|Submitted by Christopher Ware |
(Dec 03, 2001)
I was worried something like this might happen. Book 2 in the series (CARTHAGE ASCENDANT) seemed quite slow throughout its middle portions and I was worried that, with Dijon under siege, we would get bogged down in strategy meetings, political maneuvering, and, basically, waiting for something to happen. It turns out, I was unfortunately correct. My main problem here is that nothing really happens in the book until the last 50 pages or so. The amount of plot advancement that took place in this book could probably have been covered in 100 pages. The main characters simply sit in the city, trying to figure out how to get out of their predicament. They never actually DO anything. Endless meetings, discussions, and staring out at the enemy and their uncountable legions and siege engines. I was going stir crazy just reading about it.

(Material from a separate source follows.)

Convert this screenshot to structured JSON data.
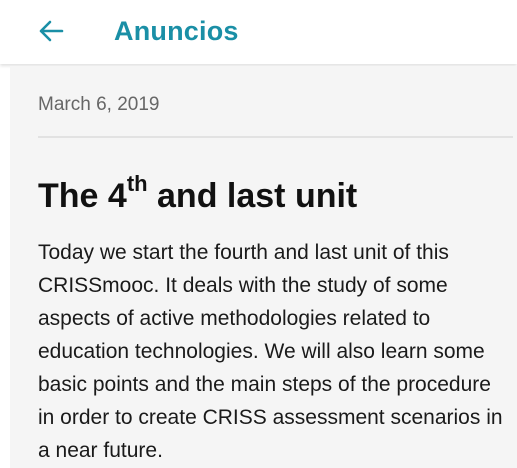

The one thing that rescued this book from being terribly boring was Gentle's writing. Vivid characters, brilliant dialogue and interaction, and description that makes everything seem real absorb the reader into the story. As in the first two books, Gentle's writing makes up for shortcomings in other areas. Unfortunately, there was just too great a lack of action to make up for here.
Additionally, the reader gets answers to some of the questions created in the first two books in the series. How did Ash survive the culling as an infant in Carthage? What makes Burgundy so vital to the Wild Machines' plans? What's been happening in Dijon while Ash and half the troop were in Carthage? Plus, the ongoing mystery that's been unfolding in the wrapper story of the historian gets more compelling as well.
Overall, I'd have to say I was disappointed with this book, but it did have some redeeming qualities. Plus, it was an important part in the overall story, despite the fact that it dragged on longer than it really should have.